Re: junk DNA or buffer DNA?

Geoff Smith (
Tue, 17 Mar 1998 12:23:08 -0800

> From: Hal Finney <>
> To:
> Subject: Re: junk DNA or buffer DNA?
> Date: Tuesday, March 17, 1998 10:34 AM
> I don't see how that would work. Just adding more junk DNA will not
> reduce the number of mutations in the coding DNA. The mutation rate is
> presumably constant per base.

This may be a bad presumption. I have seen many assume that mutation rate
is constant per base, but I have never seen a validation of that
assumption. If mutagens are in any way significant in causing mutation,
mutation rate will not be constant per base, as the amount of most mutation
is not directly related to the number of base pairs. (eg. UV radiation) I
would assume that for these mutagens, number of mutations has a greater
relation to the amount of mutagen than the number of base pairs.

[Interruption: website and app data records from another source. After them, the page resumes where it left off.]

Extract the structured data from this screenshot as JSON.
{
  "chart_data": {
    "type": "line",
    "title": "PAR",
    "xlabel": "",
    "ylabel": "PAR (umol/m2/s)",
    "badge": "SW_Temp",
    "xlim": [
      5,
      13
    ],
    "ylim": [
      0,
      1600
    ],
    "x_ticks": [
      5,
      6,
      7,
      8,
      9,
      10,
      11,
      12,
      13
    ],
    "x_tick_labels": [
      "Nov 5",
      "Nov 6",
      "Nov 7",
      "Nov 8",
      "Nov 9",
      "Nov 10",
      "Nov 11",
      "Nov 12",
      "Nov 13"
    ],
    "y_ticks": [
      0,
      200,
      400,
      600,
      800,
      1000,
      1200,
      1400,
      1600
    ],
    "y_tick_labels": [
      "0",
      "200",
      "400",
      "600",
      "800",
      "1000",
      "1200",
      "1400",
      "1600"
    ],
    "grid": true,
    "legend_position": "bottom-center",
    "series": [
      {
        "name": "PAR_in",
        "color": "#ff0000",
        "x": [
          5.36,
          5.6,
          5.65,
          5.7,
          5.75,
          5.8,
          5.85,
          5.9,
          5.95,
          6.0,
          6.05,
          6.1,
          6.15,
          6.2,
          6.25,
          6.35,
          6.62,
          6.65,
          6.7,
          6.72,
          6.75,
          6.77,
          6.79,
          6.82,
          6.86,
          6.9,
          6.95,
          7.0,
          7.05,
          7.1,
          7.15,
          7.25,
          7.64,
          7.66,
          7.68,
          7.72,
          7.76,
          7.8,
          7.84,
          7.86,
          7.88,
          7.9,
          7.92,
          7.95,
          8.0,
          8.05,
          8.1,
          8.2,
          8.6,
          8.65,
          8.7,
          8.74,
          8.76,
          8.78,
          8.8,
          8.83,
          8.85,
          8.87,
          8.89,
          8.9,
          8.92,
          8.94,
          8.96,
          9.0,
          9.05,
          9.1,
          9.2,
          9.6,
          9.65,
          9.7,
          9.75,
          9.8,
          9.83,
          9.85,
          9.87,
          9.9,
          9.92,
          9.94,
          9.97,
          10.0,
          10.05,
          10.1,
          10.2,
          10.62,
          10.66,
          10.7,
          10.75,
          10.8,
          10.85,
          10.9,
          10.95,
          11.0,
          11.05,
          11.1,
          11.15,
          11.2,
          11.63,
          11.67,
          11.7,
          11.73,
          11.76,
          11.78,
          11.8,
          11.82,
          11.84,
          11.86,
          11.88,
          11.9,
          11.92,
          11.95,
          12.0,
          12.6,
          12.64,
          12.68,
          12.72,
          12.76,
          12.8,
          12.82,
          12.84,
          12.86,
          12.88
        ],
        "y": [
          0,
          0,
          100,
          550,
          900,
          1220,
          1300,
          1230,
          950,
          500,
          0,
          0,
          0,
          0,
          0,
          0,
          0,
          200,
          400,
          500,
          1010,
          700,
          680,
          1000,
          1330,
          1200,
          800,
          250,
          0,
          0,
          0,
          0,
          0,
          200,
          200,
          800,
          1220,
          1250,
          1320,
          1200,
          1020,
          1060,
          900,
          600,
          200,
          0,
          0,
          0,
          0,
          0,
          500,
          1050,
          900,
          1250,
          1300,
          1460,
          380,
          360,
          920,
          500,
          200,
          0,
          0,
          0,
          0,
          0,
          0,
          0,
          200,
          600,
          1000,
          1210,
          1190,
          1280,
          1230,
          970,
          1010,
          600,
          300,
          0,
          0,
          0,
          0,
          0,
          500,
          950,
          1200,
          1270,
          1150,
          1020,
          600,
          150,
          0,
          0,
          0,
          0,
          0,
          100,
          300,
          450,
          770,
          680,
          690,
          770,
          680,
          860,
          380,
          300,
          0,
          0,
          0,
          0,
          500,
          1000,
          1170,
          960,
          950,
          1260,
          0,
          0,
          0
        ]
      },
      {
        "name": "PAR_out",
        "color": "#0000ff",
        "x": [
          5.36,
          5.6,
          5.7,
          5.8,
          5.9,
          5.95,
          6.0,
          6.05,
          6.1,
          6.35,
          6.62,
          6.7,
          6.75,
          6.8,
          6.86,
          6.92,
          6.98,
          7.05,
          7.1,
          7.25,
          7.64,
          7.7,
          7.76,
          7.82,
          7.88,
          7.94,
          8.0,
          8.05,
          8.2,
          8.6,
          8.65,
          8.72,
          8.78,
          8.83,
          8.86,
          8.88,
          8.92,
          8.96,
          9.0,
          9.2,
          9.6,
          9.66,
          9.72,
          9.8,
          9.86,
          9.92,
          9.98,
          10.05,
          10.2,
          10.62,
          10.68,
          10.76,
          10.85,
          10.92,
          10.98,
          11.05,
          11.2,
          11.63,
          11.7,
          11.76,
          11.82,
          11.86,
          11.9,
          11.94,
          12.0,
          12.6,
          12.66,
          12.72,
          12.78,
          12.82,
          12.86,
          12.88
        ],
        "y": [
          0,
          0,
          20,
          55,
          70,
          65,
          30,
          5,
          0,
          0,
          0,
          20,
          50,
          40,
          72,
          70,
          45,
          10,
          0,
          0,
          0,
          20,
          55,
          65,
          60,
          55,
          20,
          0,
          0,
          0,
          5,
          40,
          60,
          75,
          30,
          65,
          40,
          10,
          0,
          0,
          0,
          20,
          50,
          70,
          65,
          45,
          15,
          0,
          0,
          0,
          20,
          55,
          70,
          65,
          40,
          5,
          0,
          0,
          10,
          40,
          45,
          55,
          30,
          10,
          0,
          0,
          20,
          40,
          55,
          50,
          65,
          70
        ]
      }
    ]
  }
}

Still, I'm not sure if I totally agree with junk DNA being a buffer... why
would you want to lower the rate of mutations? Populations are genetically
stagnant enough already, and mutation is pretty low with or without
introns. Also, why do frogs have many introns (even though they are mostly
protected from UV by water), while birds have very few (even though they
are flying through lots of radiation)?

> Adding N times as many bases will make
> sure that N/(N+1) of the mutations occur in the junk region, but there
> will still be the same number occuring in the coding part.
> Hal